Zen and the Art of the Slow Web

#09 How to take a (cognitive) load off

Happy Wednesday!

This article is about moderating our relationship to time and tech.

Zen and the Art of the Slow Web

Reading time: 3 minutes

"One might almost say that truth itself depends on the tempo, the patience and perseverance of lingering with the particular." - Theodor Adorno

Your eyeballs have been captured and your attention seized.

Human psychological vulnerabilities are being exploited by technology’s God-like powers to hook us to our screens - our need for social validation, or our lack of self-control, to name a few.

We think we’re the user, but we’re not. We’re the product. And we’re being fed fast food-like content to satisfy our basest intellectual palettes.

But there’s an alternative to this techno-diet plaguing our restless, digitally caffeinated minds. 

Jack Cheng calls it the “Slow Web.”

It’s a way to set limits on what we consume, while continuing to travel the increasingly frenetic information superhighway of the Fast Web.

What is The Fast Web?

It’s the ringing, blinking, buzzing web. The checking-your-phone-when-you’re-taking-a-dump web. It’s addictive and isolating. It's instantly gratifying. It’s the world of 'keep up or get lost'. The spy in your pocket, the tracker by your bedside. It's the 'click me, like me, troll me' web. It’s information overload. It’s 'mindlessly scrolling until you lose track of time'. In short: it's a world out of balance web. 

It’s that overbearing friend who constantly demands your attention, never shuts up, and can’t bear to be without you. The relationship you endure with your dealer so you're kept in constant supply.  

That’s the Fast Web.

What's The Slow Web?

The Slow Web is a set of small behavioural changes that can have a big impact on wellbeing. It’s a philosophy that gives you agency over how you interact with the web. By putting humans, not technology, first, the Slow Web limits tech's monopoly on your attention. 

  1. It promotes rhythm over randomness. 

    This rhythm, amidst the randomness of the Fast Web, is a strategy to tame endless distractions. Instead of obliging some app, by checking it the instant it bothers you, there are apps which batch all of your notifications to once per day.  It helps create good habits and a calmer state of mind. 

  2. The Slow Web is also an expression of moderation over excess.

    Free tools help you self-regulate and block distractions to shape your online experiences positively. This indicates having good mental hygiene. 

  3. While the Fast Web overwhelms you with information, the Slow Web nourishes.  

    Some Slow Web products allow you to archive articles to read later.  In doing so, they prune superfluous content from the original webpage - banner ads, menus and the like. When you've time to read, it presents a simple, calm and less distractible reading experience. 

  4. Where the Fast Web operates in real time, the Slow Web is built around timeliness.

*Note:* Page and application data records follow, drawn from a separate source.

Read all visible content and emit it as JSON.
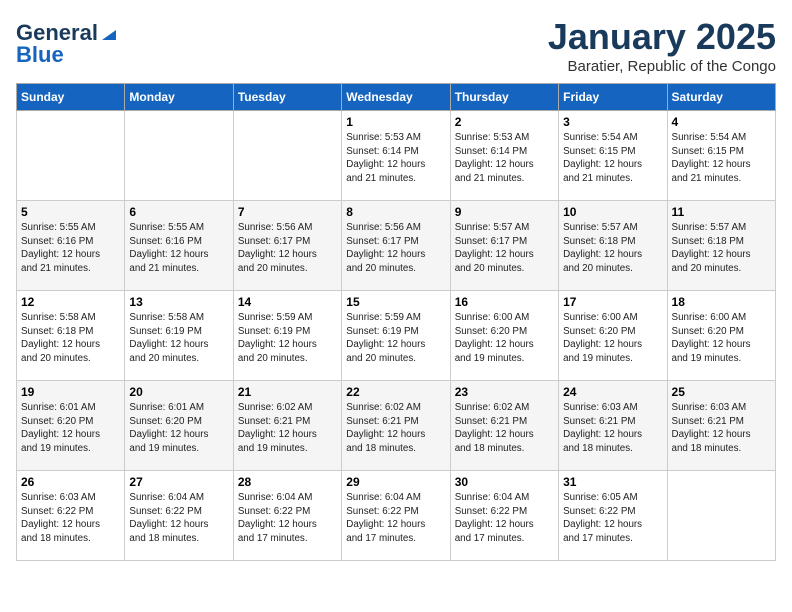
{
  "logo": {
    "line1": "General",
    "line2": "Blue"
  },
  "title": "January 2025",
  "subtitle": "Baratier, Republic of the Congo",
  "days_of_week": [
    "Sunday",
    "Monday",
    "Tuesday",
    "Wednesday",
    "Thursday",
    "Friday",
    "Saturday"
  ],
  "weeks": [
    [
      {
        "day": "",
        "info": ""
      },
      {
        "day": "",
        "info": ""
      },
      {
        "day": "",
        "info": ""
      },
      {
        "day": "1",
        "info": "Sunrise: 5:53 AM\nSunset: 6:14 PM\nDaylight: 12 hours\nand 21 minutes."
      },
      {
        "day": "2",
        "info": "Sunrise: 5:53 AM\nSunset: 6:14 PM\nDaylight: 12 hours\nand 21 minutes."
      },
      {
        "day": "3",
        "info": "Sunrise: 5:54 AM\nSunset: 6:15 PM\nDaylight: 12 hours\nand 21 minutes."
      },
      {
        "day": "4",
        "info": "Sunrise: 5:54 AM\nSunset: 6:15 PM\nDaylight: 12 hours\nand 21 minutes."
      }
    ],
    [
      {
        "day": "5",
        "info": "Sunrise: 5:55 AM\nSunset: 6:16 PM\nDaylight: 12 hours\nand 21 minutes."
      },
      {
        "day": "6",
        "info": "Sunrise: 5:55 AM\nSunset: 6:16 PM\nDaylight: 12 hours\nand 21 minutes."
      },
      {
        "day": "7",
        "info": "Sunrise: 5:56 AM\nSunset: 6:17 PM\nDaylight: 12 hours\nand 20 minutes."
      },
      {
        "day": "8",
        "info": "Sunrise: 5:56 AM\nSunset: 6:17 PM\nDaylight: 12 hours\nand 20 minutes."
      },
      {
        "day": "9",
        "info": "Sunrise: 5:57 AM\nSunset: 6:17 PM\nDaylight: 12 hours\nand 20 minutes."
      },
      {
        "day": "10",
        "info": "Sunrise: 5:57 AM\nSunset: 6:18 PM\nDaylight: 12 hours\nand 20 minutes."
      },
      {
        "day": "11",
        "info": "Sunrise: 5:57 AM\nSunset: 6:18 PM\nDaylight: 12 hours\nand 20 minutes."
      }
    ],
    [
      {
        "day": "12",
        "info": "Sunrise: 5:58 AM\nSunset: 6:18 PM\nDaylight: 12 hours\nand 20 minutes."
      },
      {
        "day": "13",
        "info": "Sunrise: 5:58 AM\nSunset: 6:19 PM\nDaylight: 12 hours\nand 20 minutes."
      },
      {
        "day": "14",
        "info": "Sunrise: 5:59 AM\nSunset: 6:19 PM\nDaylight: 12 hours\nand 20 minutes."
      },
      {
        "day": "15",
        "info": "Sunrise: 5:59 AM\nSunset: 6:19 PM\nDaylight: 12 hours\nand 20 minutes."
      },
      {
        "day": "16",
        "info": "Sunrise: 6:00 AM\nSunset: 6:20 PM\nDaylight: 12 hours\nand 19 minutes."
      },
      {
        "day": "17",
        "info": "Sunrise: 6:00 AM\nSunset: 6:20 PM\nDaylight: 12 hours\nand 19 minutes."
      },
      {
        "day": "18",
        "info": "Sunrise: 6:00 AM\nSunset: 6:20 PM\nDaylight: 12 hours\nand 19 minutes."
      }
    ],
    [
      {
        "day": "19",
        "info": "Sunrise: 6:01 AM\nSunset: 6:20 PM\nDaylight: 12 hours\nand 19 minutes."
      },
      {
        "day": "20",
        "info": "Sunrise: 6:01 AM\nSunset: 6:20 PM\nDaylight: 12 hours\nand 19 minutes."
      },
      {
        "day": "21",
        "info": "Sunrise: 6:02 AM\nSunset: 6:21 PM\nDaylight: 12 hours\nand 19 minutes."
      },
      {
        "day": "22",
        "info": "Sunrise: 6:02 AM\nSunset: 6:21 PM\nDaylight: 12 hours\nand 18 minutes."
      },
      {
        "day": "23",
        "info": "Sunrise: 6:02 AM\nSunset: 6:21 PM\nDaylight: 12 hours\nand 18 minutes."
      },
      {
        "day": "24",
        "info": "Sunrise: 6:03 AM\nSunset: 6:21 PM\nDaylight: 12 hours\nand 18 minutes."
      },
      {
        "day": "25",
        "info": "Sunrise: 6:03 AM\nSunset: 6:21 PM\nDaylight: 12 hours\nand 18 minutes."
      }
    ],
    [
      {
        "day": "26",
        "info": "Sunrise: 6:03 AM\nSunset: 6:22 PM\nDaylight: 12 hours\nand 18 minutes."
      },
      {
        "day": "27",
        "info": "Sunrise: 6:04 AM\nSunset: 6:22 PM\nDaylight: 12 hours\nand 18 minutes."
      },
      {
        "day": "28",
        "info": "Sunrise: 6:04 AM\nSunset: 6:22 PM\nDaylight: 12 hours\nand 17 minutes."
      },
      {
        "day": "29",
        "info": "Sunrise: 6:04 AM\nSunset: 6:22 PM\nDaylight: 12 hours\nand 17 minutes."
      },
      {
        "day": "30",
        "info": "Sunrise: 6:04 AM\nSunset: 6:22 PM\nDaylight: 12 hours\nand 17 minutes."
      },
      {
        "day": "31",
        "info": "Sunrise: 6:05 AM\nSunset: 6:22 PM\nDaylight: 12 hours\nand 17 minutes."
      },
      {
        "day": "",
        "info": ""
      }
    ]
  ]
}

    Instead of delivering breaking news and updates to you in an instant, no matter how trivial, all of the tools mentioned above, offer a timely response. This allows alerts to happen as you choose them to.

The Slow Web takes the cognitive load off you, instead of weighing you down. It’s an exercise in patience and in being deliberate. It’s an additive process, while being respectful of your time. It’s thoughtful and transparent.

It’s the patient partner, who has your back at all times - supporting you, calming you, keeping you engaged and productive. 

That’s the Slow Web. 

In conclusion

Since writing his piece on the Slow Web eight years ago, Cheng "no longer believe[s] that anything this complex and systemic can be solved by a set of user-experience practices alone."

He's right. But to use technology on our own terms, not the system’s, is a worthwhile exercise for all of the reasons I’ve mentioned above.

Nobody said it was easy. It’s not. It’s really, really hard. 

We’re like magpies being incessantly drawn toward the shiniest, most irresistible sequins. While there will always be tools to help you use technology better, in my experience, doing so requires a gargantuan effort and perseverance.

Don’t get me wrong. I’m not advocating abandoning the Fast Web entirely. When traveling the information superhighway, while you’ll mostly need to brake, there will always be be a call for urgent emails, instant notifications and, of course, a limitless supply of cat videos.

But at least, by adopting the Slow Web philosophy, it reveals, hidden within these eyeball-capturing, attention-seizing systems, more opportunities to brake than accelerate.


Thanks for reading. I hope you enjoyed my shortest piece to date!

Thanks also to Tom Carlisle for his editing expertise.

Next week I’ll be writing about the power and impact of social media’s endless use of numbers to entice users onto their platforms.

Until then, have a great week.

Scott